BOSTON -- David Ortiz seems fully recovered from his poor start to the season.
"It's nice to see David feel good about himself, where he feels good enough to commit like that," Boston manager Terry Francona said.
Ortiz, who was hitting just .185 with just one homer at the end of May, also hit a solo homer Sunday. He's hit safely in 24 of his last 29 games and raised his average to .225.
"That was a big hit for us," said Dustin Pedroia, who was on first. "If I was over a bit that shot would have got me."
Pedroia homered among his three hits for the Red Sox, who have not been swept at home this season. They also averted their first three-game losing streak at Fenway Park, where they improved to 26-12.
Trailing 4-3 in the seventh, Boston took the lead against Seattle's bullpen. Ortiz's two-out RBI single tied it against Miguel Batista (5-3) after J.D. Drew walked and Pedroia singled. Reliever Mark Lowe then came in and walked consecutive batters, with Jacoby Ellsbury's walk forcing in the go-ahead run.
Kotsay followed with a two-run single, making it 7-4. Ellsbury then scored on Kenji Johjima's passed ball before reliever Sean White ended it by striking out Jason Varitek.
Ellsbury also hit a solo homer for Boston.
Ronny Cedeno had a bases-loaded triple for Seattle, which won its first series in Boston since 2001.
"I thought we put ourselves in a position to win," Seattle manager Don Wakamatsu said. "I thought we played this game similarly to how we have the last four or five games, going into the seventh with a one-run lead."
Seattle, which has never swept a three-game series in Fenway, completed a nine-game road trip against the Dodgers, Yankees and Red Sox at 5-4.

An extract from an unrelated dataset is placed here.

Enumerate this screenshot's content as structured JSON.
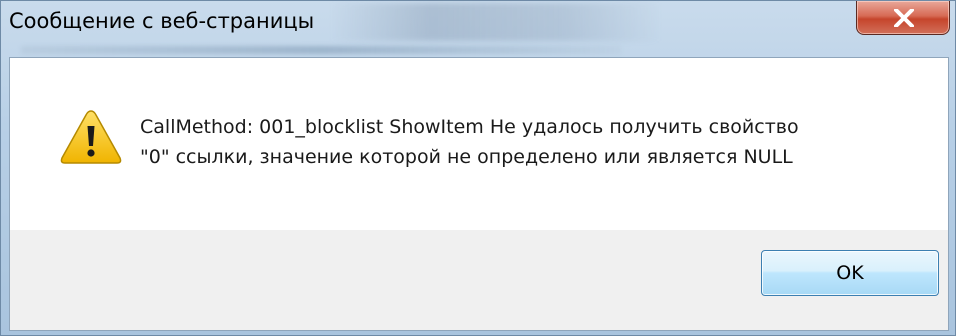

"It was a big win," Pedroia said. "Obviously you don't want to get swept at home."
Justin Masterson (3-2) pitched 1 1/3 scoreless innings of relief for the win.

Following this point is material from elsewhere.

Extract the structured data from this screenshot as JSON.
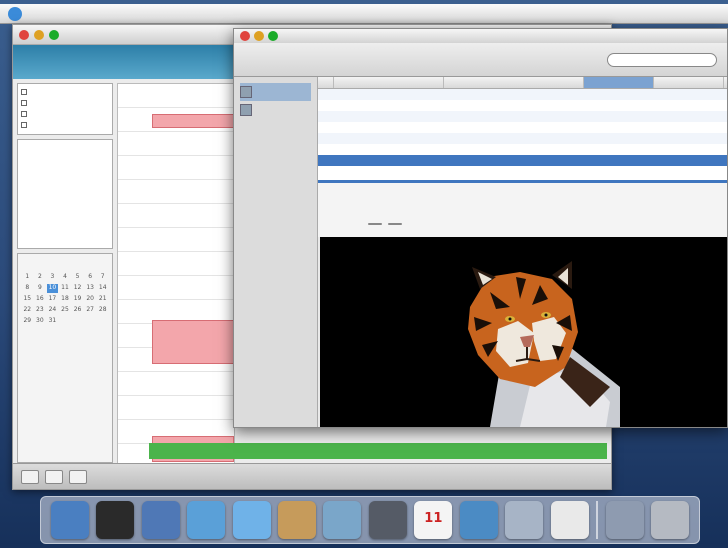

Pedroia homered into the Green Monster seats and Ortiz hit his over the Mariners' bullpen in the first to give Boston a 2-0 lead.
The Mariners, who came back from early 2-0 deficits to win the series' first two games, took advantage of Pedroia's error to score three unearned runs on Cedeno's triple in the fourth.
Pedroia dropped third baseman Kevin Youkilis' throw on a potential inning-ending grounder with runners on first and second and one out. After Chris Woodward struck out, Cedeno's slicing drive down the right-field line bounced in front of a sliding Drew and rolled into the corner.
Boston starter Jon Lester allowed four runs -- one earned -- on eight hits, striking out nine and walking three while throwing a season-high 122 pitches. He had surrendered three or fewer runs in his last six starts, going 4-1.
Seattle's Brandon Morrow gave up three runs, six hits with seven strikeouts and two walks in six innings.
"I thought it was my best outing," Morrow said.
Ryan Langerhans' sacrifice fly made it 4-2 in the fifth, but Ellsbury's shot into the Mariners' pen cut it to one in the sixth.
Francona decided to have a little fun with all-star selection Tim Wakefield. After having the other five -- Jason Bay, Pedroia, Youkilis, Josh Beckett and Jonathan Papelbon -- in the office, he wanted to tell the 42-year old Wakefield he didn't make it. "It didn't last very long," Francona said. Wakefield's version of the story was: "It was pretty funny. I was actually in the weight room doing my work and [pitching coach John] Ferrell had come in and said, `Tito wants to see you after he talks to the other guys.' I didn't know what other guys. Then I got to his office and the office was closed. When it opened, he called me into the office and I saw all the other guys walking out with their all-star packages. He sat me down and tried to play it off like it wasn't good news. He couldn't hold the laughter." ... RHP Felix Hernandez and OF Ichiro Suzuki were the Mariners' All-Star selections. "We told them how proud we are of them," Wakamatsu said.